In celebration of our beautiful prairie province, we periodically change our homepage rotating image marquee to feature photos that are uniquely Saskatchewan.
Location: Regina, Saskatchewan
Located on the edge of beautiful Wascana Lake, the Legislative Building is one of Regina’s most recognizable landmarks. Historical tours of this Beaux-Arts style building are offered in both English and French, 362 days a year.
Saskatoon berries share some similarities with blueberries, most notably, their colour. Historically, many First Nations have used the berries and leaves to make teas, and other parts of the shrub for medicinal purposes. Interestingly, when exported to other countries, Saskatoon berries are often given the name “juneberries”.
The Wood Lily is Saskatchewan’s official flower, and is featured on the provincial flag. Unfortunately, it is a far less common sight in the wild now than it was years ago. The flower is protected in Saskatchewan, so cannot be picked, uprooted, or destroyed.

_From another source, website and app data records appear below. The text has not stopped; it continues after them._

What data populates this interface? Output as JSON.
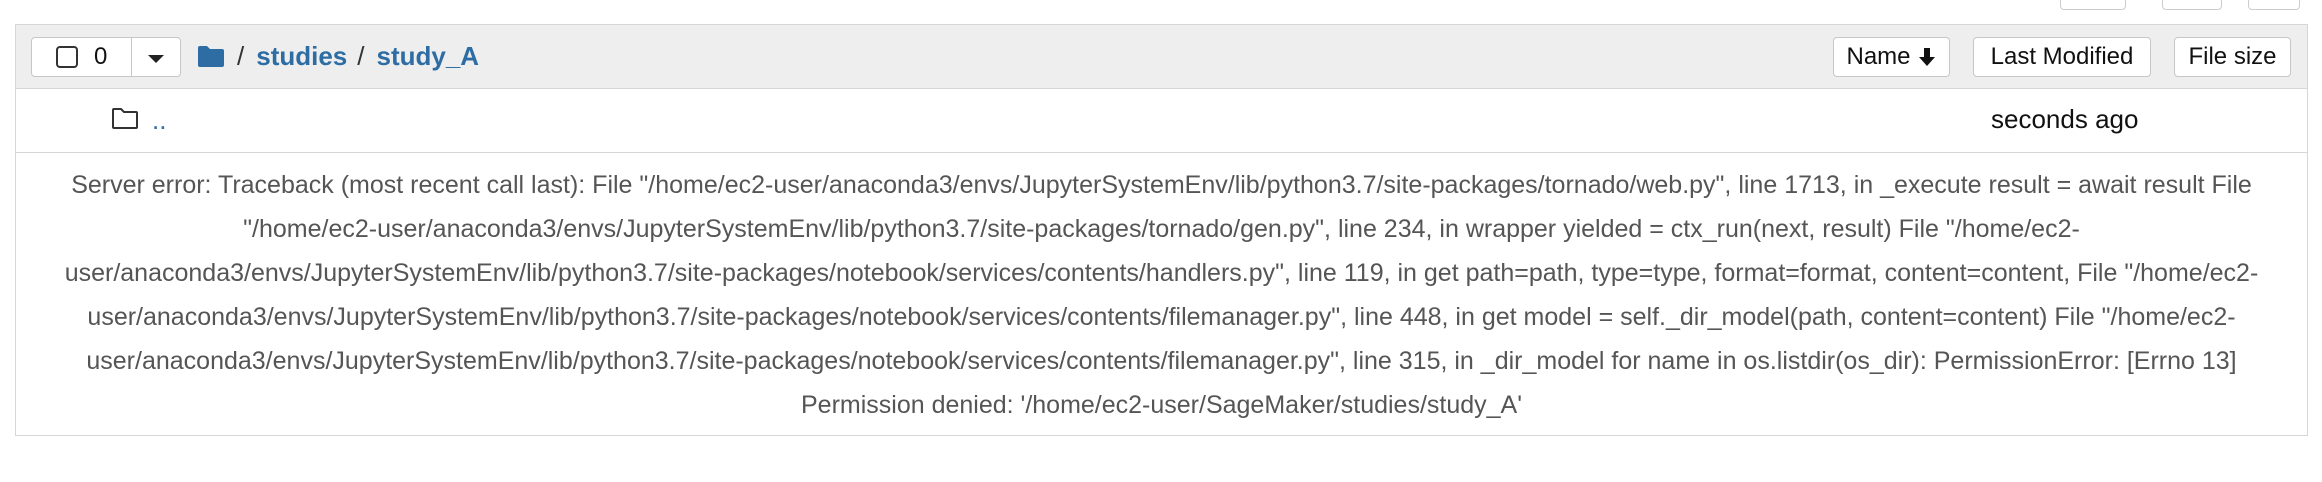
{
  "header": {
    "selected_count": "0",
    "breadcrumb": [
      "studies",
      "study_A"
    ],
    "separator": "/",
    "sort_buttons": {
      "name": "Name",
      "last_modified": "Last Modified",
      "file_size": "File size"
    }
  },
  "parent_row": {
    "label": "..",
    "modified": "seconds ago"
  },
  "error_message": "Server error: Traceback (most recent call last): File \"/home/ec2-user/anaconda3/envs/JupyterSystemEnv/lib/python3.7/site-packages/tornado/web.py\", line 1713, in _execute result = await result File \"/home/ec2-user/anaconda3/envs/JupyterSystemEnv/lib/python3.7/site-packages/tornado/gen.py\", line 234, in wrapper yielded = ctx_run(next, result) File \"/home/ec2-user/anaconda3/envs/JupyterSystemEnv/lib/python3.7/site-packages/notebook/services/contents/handlers.py\", line 119, in get path=path, type=type, format=format, content=content, File \"/home/ec2-user/anaconda3/envs/JupyterSystemEnv/lib/python3.7/site-packages/notebook/services/contents/filemanager.py\", line 448, in get model = self._dir_model(path, content=content) File \"/home/ec2-user/anaconda3/envs/JupyterSystemEnv/lib/python3.7/site-packages/notebook/services/contents/filemanager.py\", line 315, in _dir_model for name in os.listdir(os_dir): PermissionError: [Errno 13] Permission denied: '/home/ec2-user/SageMaker/studies/study_A'",
  "icons": {
    "root_folder": "folder-solid-icon",
    "parent_folder": "folder-outline-icon",
    "sort_direction": "arrow-down-icon",
    "dropdown": "caret-down-icon"
  },
  "colors": {
    "link": "#2e6da4",
    "header_bg": "#eeeeee",
    "border": "#d6d6d6",
    "error_text": "#555555"
  }
}
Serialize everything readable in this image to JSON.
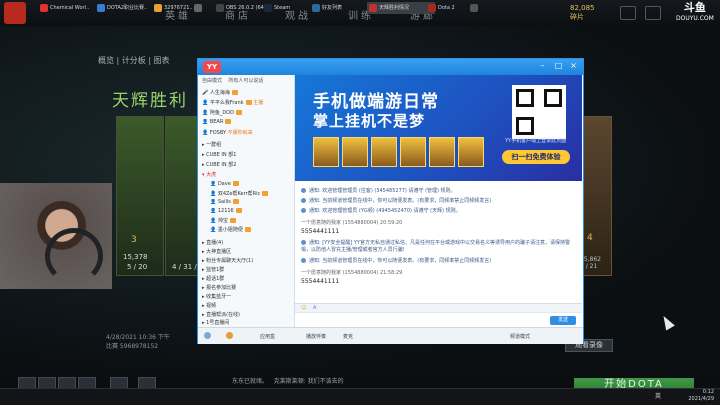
{
  "dota": {
    "nav": [
      "英雄",
      "商店",
      "观战",
      "训练",
      "游廊"
    ],
    "subtabs": "概览  |  计分板  |  图表",
    "victory": "天辉胜利",
    "shards": "82,085",
    "shards_label": "碎片",
    "douyu": "斗鱼",
    "douyu_url": "DOUYU.COM",
    "left_hero_stat_a": "3",
    "left_hero_stat_b": "15,378",
    "left_hero_kda": "5 / 20",
    "left_hero2_kda": "4 / 31 / 18",
    "right_hero_num": "4",
    "right_hero_stat": "15,862",
    "right_hero_kda": "4 / 21",
    "match_date": "4/28/2021 10:36 下午",
    "match_id": "比赛 5968978152",
    "view_button": "观看录像",
    "feed": "东东已就绪。",
    "feed2": "克莱斯莱顿: 我们不该去的",
    "start_button": "开始DOTA"
  },
  "yy": {
    "title_logo": "YY",
    "tabs": [
      "房间",
      "设置",
      "更多"
    ],
    "left_header": "自由模式",
    "left_header_right": "所有人可以说话",
    "users": [
      {
        "name": "人生海海",
        "extra": ""
      },
      {
        "name": "平平么我Frank",
        "extra": "主播"
      },
      {
        "name": "阿鱼_DOD",
        "extra": ""
      },
      {
        "name": "BEAR",
        "extra": ""
      },
      {
        "name": "FOSBY",
        "extra": "不服你就来"
      }
    ],
    "groups": [
      "▸ 一群组",
      "▸ CUBE IN 部1",
      "▸ CUBE IN 部2",
      "▾ 大虎"
    ],
    "sub_users": [
      "Dave",
      "双4Ze帮Kerr帮Ric",
      "Sailis",
      "12116",
      "帅宝",
      "墨小姐随便"
    ],
    "more_groups": [
      "▸ 直播(4)",
      "▸ 大神直播区",
      "▸ 粉丝专属聊天大厅(1)",
      "▸ 监管1群",
      "▸ 超话1群",
      "▸ 报名参加比赛",
      "▸ 收集蓝牙一",
      "▸ 视频",
      "▸ 直播帮派(在线)",
      "   ▸ 1号直播间"
    ],
    "banner_line1": "手机做端游日常",
    "banner_line2": "掌上挂机不是梦",
    "qr_caption": "YY手机客户端上登录此页面",
    "qr_button": "扫一扫免费体验",
    "chat": [
      {
        "type": "sys",
        "text": "通知: 欢迎管理管理员 (住客) (345485277) 请遵守 (管理) 规则。"
      },
      {
        "type": "sys",
        "text": "通知: 当前频道管理员在线中，你可以随便发表。(有要求，同频率禁止同频频发言)"
      },
      {
        "type": "sys",
        "text": "通知: 欢迎管理管理员 (YG频) (4945452470) 请遵守 (天辉) 规则。"
      },
      {
        "type": "me",
        "text": "一个愿意随的我家 (1554880004) 20:59:20"
      },
      {
        "type": "num",
        "text": "5554441111"
      },
      {
        "type": "sys",
        "text": "通知: [YY安全提醒] YY官方无私自通过私信、凡是任何在平台或游戏中以交易名义等诱导用户的骗子请注意，请保持警惕，以防他人冒充主播/管理或者官方人员行骗!"
      },
      {
        "type": "sys",
        "text": "通知: 当前频道管理员在线中，你可以随便发表。(有要求，同频率禁止同频频发言)"
      },
      {
        "type": "me",
        "text": "一个愿意随的我家 (1554880004) 21:58:29"
      },
      {
        "type": "num",
        "text": "5554441111"
      }
    ],
    "input_placeholder": "",
    "send_label": "发送",
    "bottom_items": [
      "应用盒",
      "播放伴奏",
      "麦克"
    ],
    "bottom_right": "频道模式"
  },
  "taskbar": {
    "items": [
      {
        "label": "Chemical Worl..",
        "color": "#d33"
      },
      {
        "label": "DOTA2职业比赛..",
        "color": "#3a7bd5"
      },
      {
        "label": "32976721..",
        "color": "#e8a030"
      },
      {
        "label": "",
        "color": "#666"
      },
      {
        "label": "OBS 26.0.2 (64..",
        "color": "#444"
      },
      {
        "label": "Steam",
        "color": "#1b2838"
      },
      {
        "label": "好友列表",
        "color": "#2d6a9a"
      },
      {
        "label": "天辉胜利情况",
        "color": "#b33"
      },
      {
        "label": "Dota 2",
        "color": "#a52a1e"
      },
      {
        "label": "",
        "color": "#555"
      }
    ],
    "time": "0:12",
    "date": "2021/4/29",
    "lang": "英"
  }
}
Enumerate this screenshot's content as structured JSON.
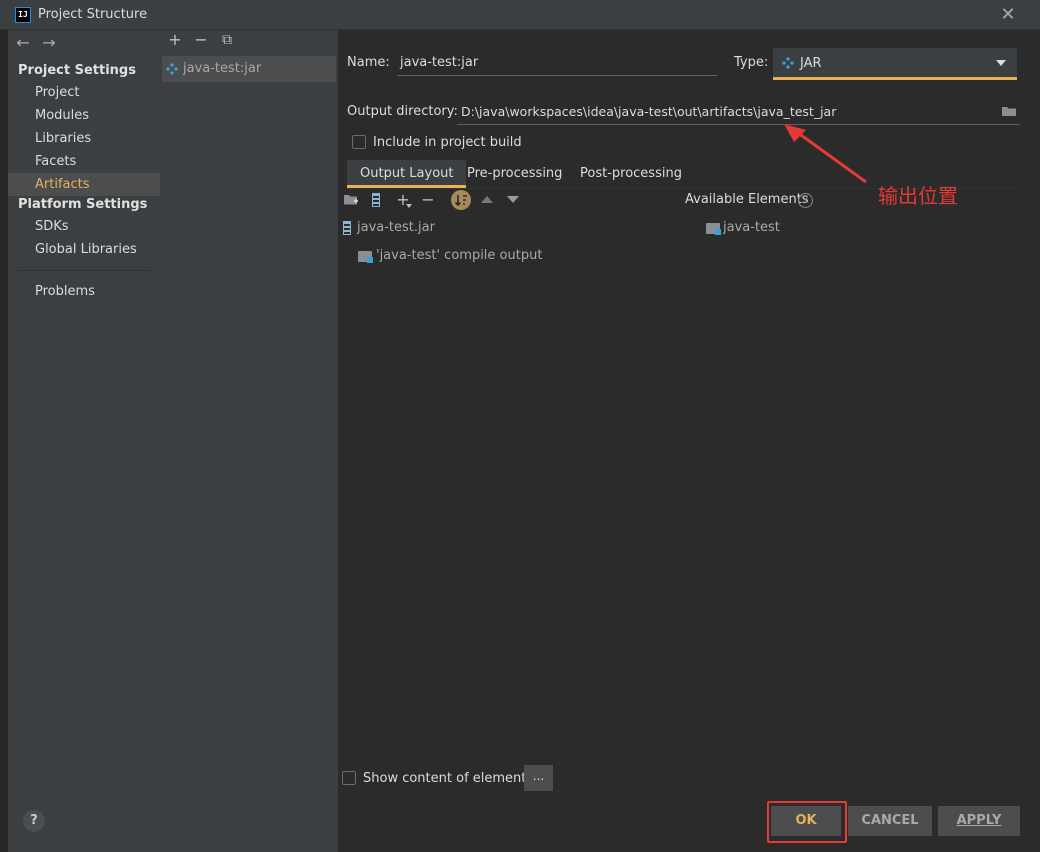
{
  "window": {
    "app_icon": "IJ",
    "title": "Project Structure",
    "close_label": "✕"
  },
  "sidebar": {
    "back_label": "←",
    "forward_label": "→",
    "sections": [
      {
        "title": "Project Settings",
        "items": [
          "Project",
          "Modules",
          "Libraries",
          "Facets",
          "Artifacts"
        ]
      },
      {
        "title": "Platform Settings",
        "items": [
          "SDKs",
          "Global Libraries"
        ]
      }
    ],
    "selected_item": "Artifacts",
    "problems_label": "Problems"
  },
  "artifact_list": {
    "add_label": "+",
    "remove_label": "−",
    "copy_label": "⧉",
    "items": [
      "java-test:jar"
    ]
  },
  "artifact_form": {
    "name_label": "Name:",
    "name_value": "java-test:jar",
    "type_label": "Type:",
    "type_value": "JAR",
    "output_dir_label": "Output directory:",
    "output_dir_value": "D:\\java\\workspaces\\idea\\java-test\\out\\artifacts\\java_test_jar",
    "include_build_label": "Include in project build",
    "include_build_checked": false
  },
  "tabs": [
    "Output Layout",
    "Pre-processing",
    "Post-processing"
  ],
  "active_tab": "Output Layout",
  "layout_toolbar": {
    "add_label": "+",
    "remove_label": "−"
  },
  "output_tree": {
    "root": "java-test.jar",
    "children": [
      "'java-test' compile output"
    ]
  },
  "available_elements": {
    "title": "Available Elements",
    "help_label": "?",
    "items": [
      "java-test"
    ]
  },
  "show_content_label": "Show content of elements",
  "show_content_checked": false,
  "browse_label": "...",
  "buttons": {
    "help": "?",
    "ok": "OK",
    "cancel": "CANCEL",
    "apply": "APPLY"
  },
  "annotation": {
    "text": "输出位置",
    "color": "#e53935"
  },
  "colors": {
    "accent": "#e8b15a",
    "background": "#2b2b2b",
    "panel": "#3c3f41",
    "jar_icon": "#3aa0d8"
  }
}
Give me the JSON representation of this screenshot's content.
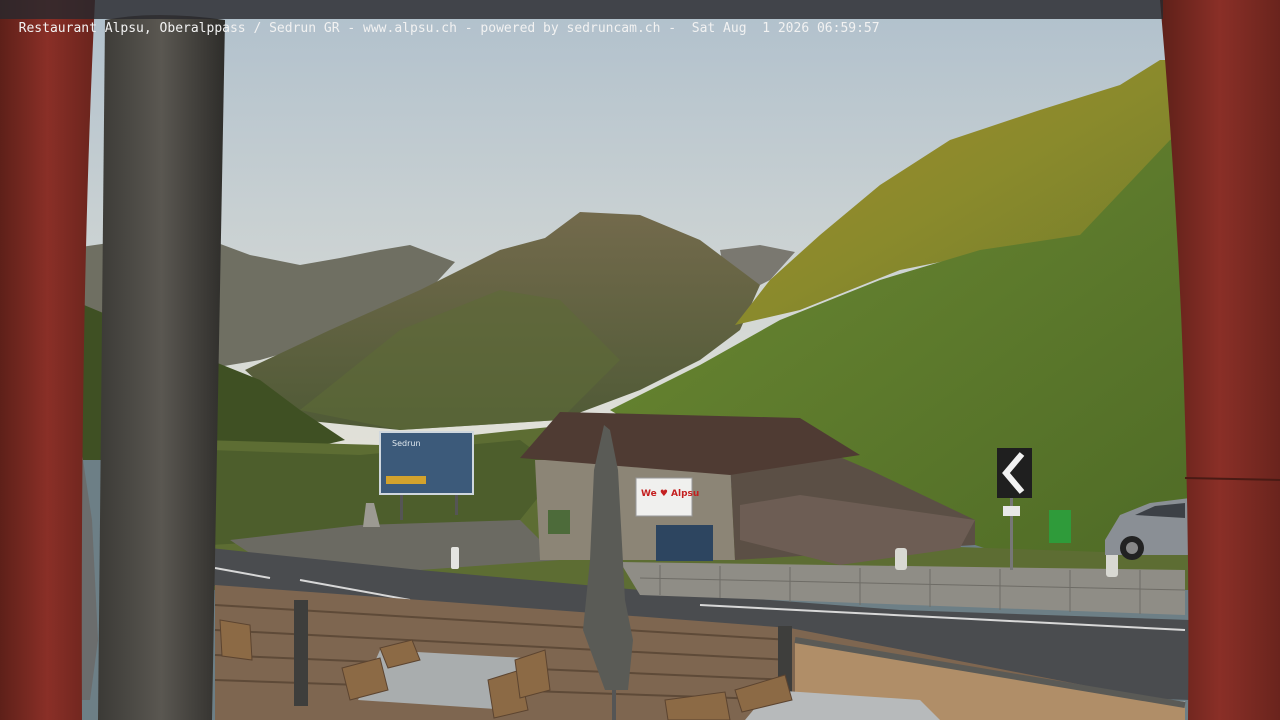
{
  "overlay": {
    "caption": "Restaurant Alpsu, Oberalppass / Sedrun GR - www.alpsu.ch - powered by sedruncam.ch -  Sat Aug  1 2026 06:59:57"
  },
  "signs": {
    "hut_banner": "We ♥ Alpsu",
    "billboard_title": "Sedrun"
  },
  "colors": {
    "sky_top": "#b5c4cf",
    "sky_bottom": "#dde1de",
    "sunlit_slope": "#9b8a2c",
    "grass": "#5e7a2d",
    "road": "#4a4c4f",
    "post_red": "#7a2a23",
    "deck_wood": "#8a6f52"
  }
}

This purple flower emits a lovely fragrance, but is considered an invasive species in Saskatchewan. Because of its ability to self-seed and therefore spread rapidly, in 2011, a news outlet in the state of Michigan declared Dame’s Rocket “Public Enemy Number Two” (behind the noxious weed, garlic mustard).
The prairie crocus is much loved in the prairies as it signifies the arrival of spring. It is the first flower to bloom after winter, and is also one of the first to go dormant ahead of the cold months – usually when it is still summer! It prefers sunny, hot, dry areas, and can live for more than 50 years.
With its sunny yellow centre and soft, white petals, the Ox-Eye Daisy is pleasing to the eye. While popular for gift-giving and growing in gardens, in many places the daisy is considered a weed. In Saskatchewan, it is classified as an invasive species for its ability to spread easily and densely.
Despite its name, the Yellow Marsh Marigold is not actually related to marigolds at all. In fact, it is part of the buttercup family and grows in marshes, swamps, and wet, boggy soils. It is found throughout the Northern Hemisphere, including North America and Europe.
The Sunflower, recognizable by its impressive size (it can grow up to 15 feet tall) and large, yellow flower is grown in parts of Saskatchewan. A single sunflower head can produce thousands of seeds; most sunflower grown in Saskatchewan is grown for oil or birdseed.